Keeping Your Companion Happy
Our pets are blessed by the Creator in that they do not fear the future or dwell on their illnesses. Unlike us, they do not worry about the passage of time or where they will spend eternity. So if they even consider it, they face death with considerable peace. Veterinary medicine has made tremendous strides in delaying the death of pets. I have an article that explains strategies your veterinarian can use to do that. You can read the abstract here. But would your pet want you to do those things? My feelings are that it probably would not. Will you be doing those things for the pet’s happiness or for your happiness? Your pet will remain happy if it has something good to eat, a loving home and the pleasure of your company. Pet’s key off of their owners emotions. So if you are sad, they will be sad – if you are at peace and accepting, they will be at peace too.
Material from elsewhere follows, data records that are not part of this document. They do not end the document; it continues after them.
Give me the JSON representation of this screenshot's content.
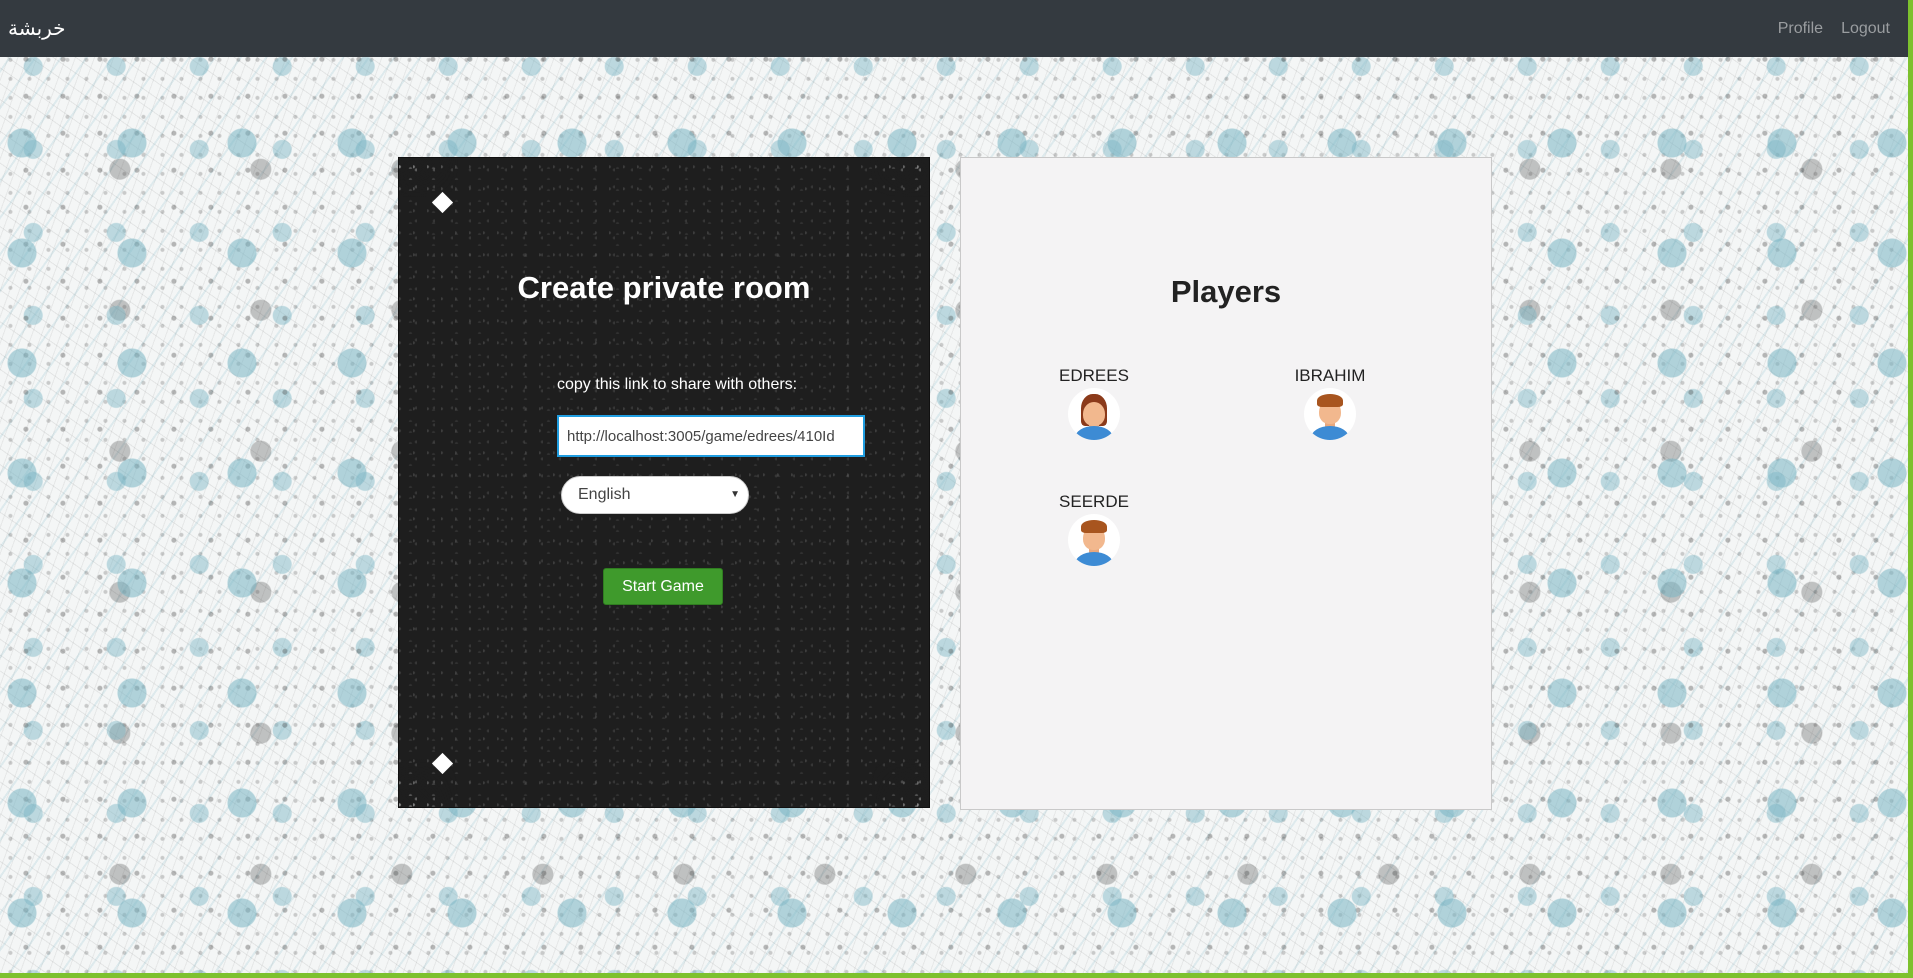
{
  "navbar": {
    "brand": "خربشة",
    "profile_label": "Profile",
    "logout_label": "Logout"
  },
  "room": {
    "title": "Create private room",
    "share_label": "copy this link to share with others:",
    "link_value": "http://localhost:3005/game/edrees/410Id",
    "language_selected": "English",
    "start_label": "Start Game"
  },
  "players": {
    "title": "Players",
    "list": [
      {
        "name": "EDREES",
        "avatar": "female-avatar"
      },
      {
        "name": "IBRAHIM",
        "avatar": "male-avatar"
      },
      {
        "name": "SEERDE",
        "avatar": "male-avatar"
      }
    ]
  },
  "colors": {
    "navbar": "#343a40",
    "start_button": "#3f9a2c",
    "input_border": "#1f9de0",
    "page_border": "#7dc12e"
  }
}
Be wary about purchasing products online that claim to cure cancer. They do not work. I have never understood how anyone could be so cruel and cold-hearted as to sell them. That goes for any Google ads that might sneak onto my website as well. They are placed there by a robot and – as you know- robots treat the honest and the dishonest equally.
Keeping Your Pet Eating
Nutritional support is very important for all cancer patients. This is especially true for cats because minimal cancer-induced stress can make them disinterested in eating and bring on hepatic lipidosis. Cancer cachexia is a form of malnutrition that affects many pets with cancer – especially those in which the disease is widespread in their bodies. Offering flavorful, highly digestible and energy-dense diets can reverse some of the signs of cancer, prolong their lives and increase their happiness. Weight loss is always a bad sign in dogs and cats dealing with cancer. The best diets for pets with cancer are rich in fat and protein and low in carbohydrates. They are also the ones you make yourself. Read about them here. Stimulate them to eat with savory home-cooked aromas, pet them, hug them, encourage them, love them. The two medications that are the most helpful in stimulating appetite are mirtazapine (Remeron®) and Entyce®.